§ **Task objective**: Without any images, write the data out exactly as it appears.

---

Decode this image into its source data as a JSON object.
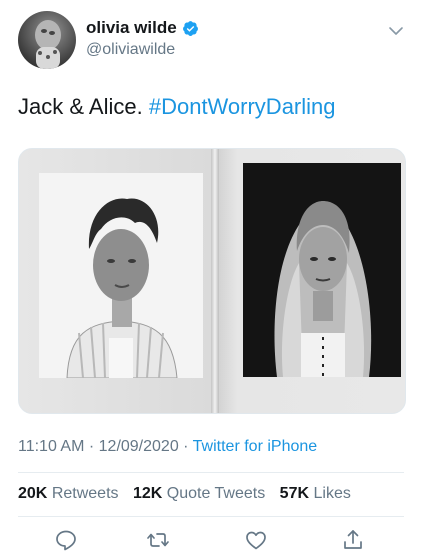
{
  "user": {
    "display_name": "olivia wilde",
    "handle": "@oliviawilde",
    "verified": true
  },
  "tweet": {
    "text_plain": "Jack & Alice. ",
    "hashtag": "#DontWorryDarling",
    "time": "11:10 AM",
    "separator": " · ",
    "date": "12/09/2020",
    "source": "Twitter for iPhone"
  },
  "stats": {
    "retweets_count": "20K",
    "retweets_label": "Retweets",
    "quote_count": "12K",
    "quote_label": "Quote Tweets",
    "likes_count": "57K",
    "likes_label": "Likes"
  },
  "icons": {
    "reply": "reply-icon",
    "retweet": "retweet-icon",
    "like": "like-icon",
    "share": "share-icon",
    "more": "chevron-down-icon",
    "verified": "verified-badge-icon"
  },
  "colors": {
    "link": "#1b95e0",
    "secondary_text": "#657786",
    "primary_text": "#14171a",
    "verified_badge": "#1da1f2"
  }
}
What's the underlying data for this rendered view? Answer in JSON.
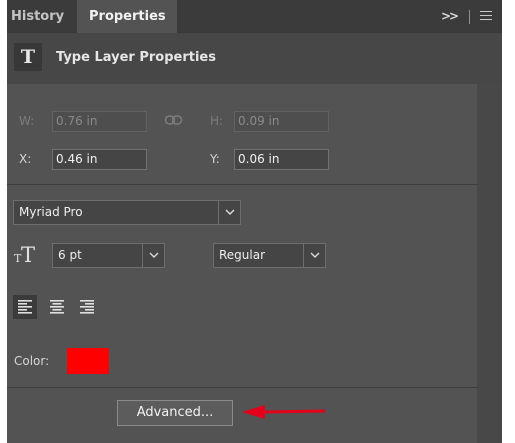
{
  "tabs": [
    {
      "label": "History",
      "active": false
    },
    {
      "label": "Properties",
      "active": true
    }
  ],
  "tab_controls": {
    "expand_icon": "double-chevron-right-icon",
    "expand_glyph": ">>",
    "menu_icon": "hamburger-menu-icon"
  },
  "header": {
    "icon": "type-layer-icon",
    "icon_glyph": "T",
    "title": "Type Layer Properties"
  },
  "transform": {
    "w_label": "W:",
    "w_value": "0.76 in",
    "link_icon": "chain-link-icon",
    "h_label": "H:",
    "h_value": "0.09 in",
    "x_label": "X:",
    "x_value": "0.46 in",
    "y_label": "Y:",
    "y_value": "0.06 in"
  },
  "character": {
    "font_family": "Myriad Pro",
    "font_size_icon": "font-size-icon",
    "font_size": "6 pt",
    "font_style": "Regular"
  },
  "paragraph": {
    "alignment_buttons": [
      "align-left-icon",
      "align-center-icon",
      "align-right-icon"
    ],
    "active_alignment": "left"
  },
  "color": {
    "label": "Color:",
    "value": "#ff0000"
  },
  "advanced_button": {
    "label": "Advanced..."
  },
  "annotation": {
    "arrow_color": "#e2001a"
  },
  "colors": {
    "panel_bg": "#535353",
    "tab_bar_bg": "#3b3b3b",
    "header_bg": "#474747"
  }
}
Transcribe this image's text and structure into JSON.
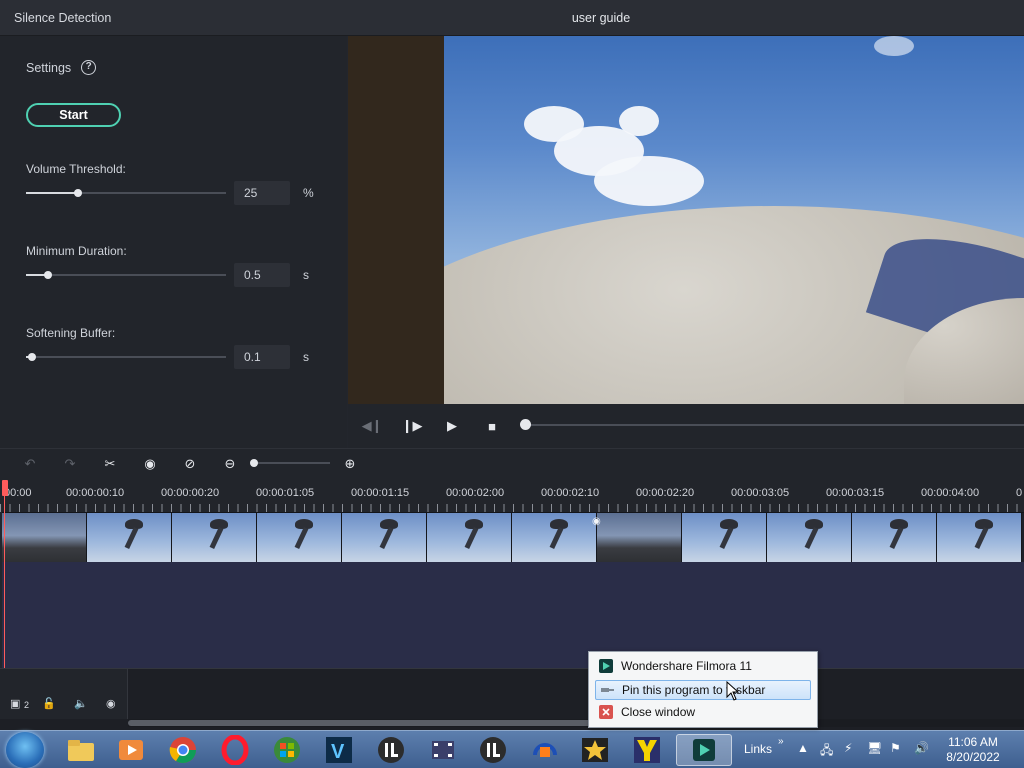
{
  "window": {
    "app_title": "Silence Detection",
    "doc_title": "user guide"
  },
  "settings": {
    "title": "Settings",
    "help_icon": "question-circle-icon",
    "start_label": "Start",
    "accent_color": "#4fd1b2",
    "params": [
      {
        "label": "Volume Threshold:",
        "value": "25",
        "unit": "%",
        "slider_fraction": 0.26
      },
      {
        "label": "Minimum Duration:",
        "value": "0.5",
        "unit": "s",
        "slider_fraction": 0.11
      },
      {
        "label": "Softening Buffer:",
        "value": "0.1",
        "unit": "s",
        "slider_fraction": 0.03
      }
    ]
  },
  "playback": {
    "progress_fraction": 0.0
  },
  "ruler": {
    "labels": [
      "00:00",
      "00:00:00:10",
      "00:00:00:20",
      "00:00:01:05",
      "00:00:01:15",
      "00:00:02:00",
      "00:00:02:10",
      "00:00:02:20",
      "00:00:03:05",
      "00:00:03:15",
      "00:00:04:00",
      "0"
    ]
  },
  "lower": {
    "track_count": "2"
  },
  "jumplist": {
    "items": [
      {
        "label": "Wondershare Filmora 11",
        "icon": "filmora-app-icon"
      },
      {
        "label": "Pin this program to taskbar",
        "icon": "pin-icon",
        "highlighted": true
      },
      {
        "label": "Close window",
        "icon": "close-window-icon"
      }
    ]
  },
  "taskbar": {
    "links_label": "Links",
    "time": "11:06 AM",
    "date": "8/20/2022"
  }
}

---

§ **Completed exercise**:
Decode this image into its source data as a JSON object.
{
  "user": {
    "display_name": "olivia wilde",
    "handle": "@oliviawilde",
    "verified": true
  },
  "tweet": {
    "text_plain": "Jack & Alice. ",
    "hashtag": "#DontWorryDarling",
    "time": "11:10 AM",
    "separator": " · ",
    "date": "12/09/2020",
    "source": "Twitter for iPhone"
  },
  "stats": {
    "retweets_count": "20K",
    "retweets_label": "Retweets",
    "quote_count": "12K",
    "quote_label": "Quote Tweets",
    "likes_count": "57K",
    "likes_label": "Likes"
  },
  "icons": {
    "reply": "reply-icon",
    "retweet": "retweet-icon",
    "like": "like-icon",
    "share": "share-icon",
    "more": "chevron-down-icon",
    "verified": "verified-badge-icon"
  },
  "colors": {
    "link": "#1b95e0",
    "secondary_text": "#657786",
    "primary_text": "#14171a",
    "verified_badge": "#1da1f2"
  }
}
What's the underlying data for this rendered view? Answer in JSON.
{
  "tabs": [
    {
      "label": "History",
      "active": false
    },
    {
      "label": "Properties",
      "active": true
    }
  ],
  "tab_controls": {
    "expand_icon": "double-chevron-right-icon",
    "expand_glyph": ">>",
    "menu_icon": "hamburger-menu-icon"
  },
  "header": {
    "icon": "type-layer-icon",
    "icon_glyph": "T",
    "title": "Type Layer Properties"
  },
  "transform": {
    "w_label": "W:",
    "w_value": "0.76 in",
    "link_icon": "chain-link-icon",
    "h_label": "H:",
    "h_value": "0.09 in",
    "x_label": "X:",
    "x_value": "0.46 in",
    "y_label": "Y:",
    "y_value": "0.06 in"
  },
  "character": {
    "font_family": "Myriad Pro",
    "font_size_icon": "font-size-icon",
    "font_size": "6 pt",
    "font_style": "Regular"
  },
  "paragraph": {
    "alignment_buttons": [
      "align-left-icon",
      "align-center-icon",
      "align-right-icon"
    ],
    "active_alignment": "left"
  },
  "color": {
    "label": "Color:",
    "value": "#ff0000"
  },
  "advanced_button": {
    "label": "Advanced..."
  },
  "annotation": {
    "arrow_color": "#e2001a"
  },
  "colors": {
    "panel_bg": "#535353",
    "tab_bar_bg": "#3b3b3b",
    "header_bg": "#474747"
  }
}
Transcribe this image's text and structure into JSON.
{
  "window": {
    "app_title": "Silence Detection",
    "doc_title": "user guide"
  },
  "settings": {
    "title": "Settings",
    "help_icon": "question-circle-icon",
    "start_label": "Start",
    "accent_color": "#4fd1b2",
    "params": [
      {
        "label": "Volume Threshold:",
        "value": "25",
        "unit": "%",
        "slider_fraction": 0.26
      },
      {
        "label": "Minimum Duration:",
        "value": "0.5",
        "unit": "s",
        "slider_fraction": 0.11
      },
      {
        "label": "Softening Buffer:",
        "value": "0.1",
        "unit": "s",
        "slider_fraction": 0.03
      }
    ]
  },
  "playback": {
    "progress_fraction": 0.0
  },
  "ruler": {
    "labels": [
      "00:00",
      "00:00:00:10",
      "00:00:00:20",
      "00:00:01:05",
      "00:00:01:15",
      "00:00:02:00",
      "00:00:02:10",
      "00:00:02:20",
      "00:00:03:05",
      "00:00:03:15",
      "00:00:04:00",
      "0"
    ]
  },
  "lower": {
    "track_count": "2"
  },
  "jumplist": {
    "items": [
      {
        "label": "Wondershare Filmora 11",
        "icon": "filmora-app-icon"
      },
      {
        "label": "Pin this program to taskbar",
        "icon": "pin-icon",
        "highlighted": true
      },
      {
        "label": "Close window",
        "icon": "close-window-icon"
      }
    ]
  },
  "taskbar": {
    "links_label": "Links",
    "time": "11:06 AM",
    "date": "8/20/2022"
  }
}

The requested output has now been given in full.